## Exercise
Say how many of the lines below contain the word "this"; nothing else belongs in the answer.

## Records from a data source

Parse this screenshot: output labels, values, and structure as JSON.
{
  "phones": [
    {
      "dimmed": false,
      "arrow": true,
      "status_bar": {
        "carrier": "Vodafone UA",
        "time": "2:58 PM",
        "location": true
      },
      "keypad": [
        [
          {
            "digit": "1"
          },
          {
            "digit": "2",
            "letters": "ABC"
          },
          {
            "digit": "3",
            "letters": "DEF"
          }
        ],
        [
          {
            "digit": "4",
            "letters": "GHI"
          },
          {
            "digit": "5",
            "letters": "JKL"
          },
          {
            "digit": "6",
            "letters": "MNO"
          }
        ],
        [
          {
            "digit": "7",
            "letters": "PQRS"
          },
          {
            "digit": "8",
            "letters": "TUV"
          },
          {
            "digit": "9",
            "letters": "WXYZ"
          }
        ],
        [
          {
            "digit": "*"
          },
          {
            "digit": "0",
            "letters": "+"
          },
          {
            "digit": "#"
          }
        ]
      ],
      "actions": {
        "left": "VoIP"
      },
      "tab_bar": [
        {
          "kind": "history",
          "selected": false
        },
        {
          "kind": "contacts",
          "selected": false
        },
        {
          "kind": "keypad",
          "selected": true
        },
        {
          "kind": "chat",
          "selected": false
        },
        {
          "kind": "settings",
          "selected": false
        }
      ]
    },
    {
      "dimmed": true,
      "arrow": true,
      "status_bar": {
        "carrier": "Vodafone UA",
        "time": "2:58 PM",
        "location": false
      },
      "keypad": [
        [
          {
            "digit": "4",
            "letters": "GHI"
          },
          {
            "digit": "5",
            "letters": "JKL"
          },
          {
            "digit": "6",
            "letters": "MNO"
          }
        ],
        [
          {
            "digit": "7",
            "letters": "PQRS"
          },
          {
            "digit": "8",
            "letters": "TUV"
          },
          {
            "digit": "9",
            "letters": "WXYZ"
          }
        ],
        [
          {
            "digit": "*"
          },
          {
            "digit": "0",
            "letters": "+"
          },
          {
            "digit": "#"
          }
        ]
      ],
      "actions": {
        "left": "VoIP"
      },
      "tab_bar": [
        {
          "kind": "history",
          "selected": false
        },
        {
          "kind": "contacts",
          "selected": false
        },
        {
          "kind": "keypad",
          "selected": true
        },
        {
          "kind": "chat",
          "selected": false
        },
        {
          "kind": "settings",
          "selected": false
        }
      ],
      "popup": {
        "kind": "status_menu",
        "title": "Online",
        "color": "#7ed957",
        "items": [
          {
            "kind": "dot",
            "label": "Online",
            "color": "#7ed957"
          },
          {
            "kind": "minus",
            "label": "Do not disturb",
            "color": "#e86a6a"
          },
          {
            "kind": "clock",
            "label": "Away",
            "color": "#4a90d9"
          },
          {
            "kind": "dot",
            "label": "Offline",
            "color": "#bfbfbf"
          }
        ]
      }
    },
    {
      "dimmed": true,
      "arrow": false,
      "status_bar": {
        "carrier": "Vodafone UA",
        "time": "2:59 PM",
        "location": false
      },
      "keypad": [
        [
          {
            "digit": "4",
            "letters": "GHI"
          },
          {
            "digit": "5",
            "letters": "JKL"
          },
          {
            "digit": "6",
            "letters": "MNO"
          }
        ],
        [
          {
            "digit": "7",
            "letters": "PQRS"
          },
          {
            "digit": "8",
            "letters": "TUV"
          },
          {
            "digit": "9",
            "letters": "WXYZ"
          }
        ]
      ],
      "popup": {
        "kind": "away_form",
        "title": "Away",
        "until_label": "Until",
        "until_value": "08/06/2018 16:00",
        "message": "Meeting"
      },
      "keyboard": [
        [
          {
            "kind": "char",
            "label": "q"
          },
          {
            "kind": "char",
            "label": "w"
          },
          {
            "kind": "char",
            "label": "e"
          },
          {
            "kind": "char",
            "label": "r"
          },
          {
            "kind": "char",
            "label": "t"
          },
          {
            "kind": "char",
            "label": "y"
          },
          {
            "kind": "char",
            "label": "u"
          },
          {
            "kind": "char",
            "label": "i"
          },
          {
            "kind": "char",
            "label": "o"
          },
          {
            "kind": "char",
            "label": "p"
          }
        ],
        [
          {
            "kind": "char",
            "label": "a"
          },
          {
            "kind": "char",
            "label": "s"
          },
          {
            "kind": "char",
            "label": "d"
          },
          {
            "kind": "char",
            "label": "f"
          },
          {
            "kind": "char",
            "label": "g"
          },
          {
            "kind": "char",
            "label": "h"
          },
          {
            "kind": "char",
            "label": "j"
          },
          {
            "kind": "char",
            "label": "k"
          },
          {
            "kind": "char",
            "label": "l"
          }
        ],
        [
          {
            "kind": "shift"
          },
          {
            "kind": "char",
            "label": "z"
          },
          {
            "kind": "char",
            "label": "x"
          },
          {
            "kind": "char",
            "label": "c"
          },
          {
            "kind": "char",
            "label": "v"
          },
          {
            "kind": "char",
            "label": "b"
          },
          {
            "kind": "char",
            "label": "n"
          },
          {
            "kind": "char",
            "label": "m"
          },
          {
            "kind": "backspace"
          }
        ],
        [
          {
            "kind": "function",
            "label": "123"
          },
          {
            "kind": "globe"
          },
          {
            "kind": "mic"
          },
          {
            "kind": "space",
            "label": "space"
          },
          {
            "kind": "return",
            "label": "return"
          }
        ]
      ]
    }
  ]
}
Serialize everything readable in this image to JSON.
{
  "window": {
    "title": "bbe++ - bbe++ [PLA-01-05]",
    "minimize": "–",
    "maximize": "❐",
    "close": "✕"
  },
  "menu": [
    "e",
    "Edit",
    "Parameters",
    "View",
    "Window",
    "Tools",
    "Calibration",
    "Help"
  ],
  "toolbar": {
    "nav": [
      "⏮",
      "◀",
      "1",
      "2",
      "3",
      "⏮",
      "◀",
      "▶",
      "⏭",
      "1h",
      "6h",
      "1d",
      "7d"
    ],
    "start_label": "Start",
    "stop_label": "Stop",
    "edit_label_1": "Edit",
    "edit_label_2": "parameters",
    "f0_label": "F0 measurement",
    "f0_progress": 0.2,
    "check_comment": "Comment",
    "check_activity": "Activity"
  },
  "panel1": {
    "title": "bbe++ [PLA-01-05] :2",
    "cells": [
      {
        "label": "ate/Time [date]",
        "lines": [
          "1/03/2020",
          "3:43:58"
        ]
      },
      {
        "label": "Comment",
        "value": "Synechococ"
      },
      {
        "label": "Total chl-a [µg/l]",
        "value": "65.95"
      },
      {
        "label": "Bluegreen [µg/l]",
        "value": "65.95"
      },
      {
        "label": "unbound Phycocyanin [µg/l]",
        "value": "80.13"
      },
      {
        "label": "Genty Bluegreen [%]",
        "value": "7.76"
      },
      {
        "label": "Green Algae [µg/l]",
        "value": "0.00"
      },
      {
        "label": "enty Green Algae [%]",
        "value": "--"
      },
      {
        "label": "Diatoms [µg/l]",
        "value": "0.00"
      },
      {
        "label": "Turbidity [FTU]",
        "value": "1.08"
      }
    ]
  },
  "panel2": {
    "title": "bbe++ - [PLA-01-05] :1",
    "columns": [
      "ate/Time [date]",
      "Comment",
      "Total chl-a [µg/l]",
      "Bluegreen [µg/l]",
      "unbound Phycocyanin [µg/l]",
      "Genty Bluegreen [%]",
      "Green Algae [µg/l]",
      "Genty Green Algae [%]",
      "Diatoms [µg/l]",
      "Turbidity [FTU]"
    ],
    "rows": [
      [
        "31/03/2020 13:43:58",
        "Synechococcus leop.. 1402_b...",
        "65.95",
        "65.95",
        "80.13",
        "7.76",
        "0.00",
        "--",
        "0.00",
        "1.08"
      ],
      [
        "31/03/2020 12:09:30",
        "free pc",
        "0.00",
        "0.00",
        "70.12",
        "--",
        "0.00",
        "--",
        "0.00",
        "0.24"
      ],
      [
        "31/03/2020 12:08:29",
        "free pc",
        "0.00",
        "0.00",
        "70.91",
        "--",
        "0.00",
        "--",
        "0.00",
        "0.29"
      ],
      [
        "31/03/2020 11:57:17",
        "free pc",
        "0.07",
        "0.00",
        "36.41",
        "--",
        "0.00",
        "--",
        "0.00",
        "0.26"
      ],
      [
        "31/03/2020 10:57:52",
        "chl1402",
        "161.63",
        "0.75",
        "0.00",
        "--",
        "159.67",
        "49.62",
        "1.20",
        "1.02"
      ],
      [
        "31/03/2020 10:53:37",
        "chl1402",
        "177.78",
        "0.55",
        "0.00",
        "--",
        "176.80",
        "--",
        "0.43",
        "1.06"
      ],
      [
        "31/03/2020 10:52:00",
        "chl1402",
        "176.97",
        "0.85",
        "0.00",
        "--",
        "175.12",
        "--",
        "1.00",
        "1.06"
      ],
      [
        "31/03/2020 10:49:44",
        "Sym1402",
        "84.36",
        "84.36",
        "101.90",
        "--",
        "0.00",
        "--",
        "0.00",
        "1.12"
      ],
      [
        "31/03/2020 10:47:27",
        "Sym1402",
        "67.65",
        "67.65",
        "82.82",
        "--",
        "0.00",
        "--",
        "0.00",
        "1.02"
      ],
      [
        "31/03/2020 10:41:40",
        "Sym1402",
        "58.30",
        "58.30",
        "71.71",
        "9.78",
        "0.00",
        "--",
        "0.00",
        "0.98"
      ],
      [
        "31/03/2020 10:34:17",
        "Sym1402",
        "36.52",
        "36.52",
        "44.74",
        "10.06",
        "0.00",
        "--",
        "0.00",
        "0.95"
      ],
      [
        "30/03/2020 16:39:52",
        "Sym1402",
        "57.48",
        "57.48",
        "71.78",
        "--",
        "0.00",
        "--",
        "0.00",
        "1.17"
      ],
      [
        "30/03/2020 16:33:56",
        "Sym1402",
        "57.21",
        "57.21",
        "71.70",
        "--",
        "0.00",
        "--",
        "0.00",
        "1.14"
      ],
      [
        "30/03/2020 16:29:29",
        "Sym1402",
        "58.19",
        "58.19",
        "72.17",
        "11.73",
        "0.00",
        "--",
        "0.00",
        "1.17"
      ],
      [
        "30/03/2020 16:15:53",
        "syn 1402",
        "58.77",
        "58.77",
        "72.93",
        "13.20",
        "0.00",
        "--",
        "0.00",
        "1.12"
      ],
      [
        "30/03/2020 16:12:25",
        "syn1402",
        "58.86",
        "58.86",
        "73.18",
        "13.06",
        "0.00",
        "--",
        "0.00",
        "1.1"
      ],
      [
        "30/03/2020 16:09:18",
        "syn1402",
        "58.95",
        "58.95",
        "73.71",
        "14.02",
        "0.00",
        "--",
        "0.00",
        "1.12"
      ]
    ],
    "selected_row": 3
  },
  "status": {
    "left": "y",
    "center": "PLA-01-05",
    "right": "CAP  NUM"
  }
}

## Task solution
2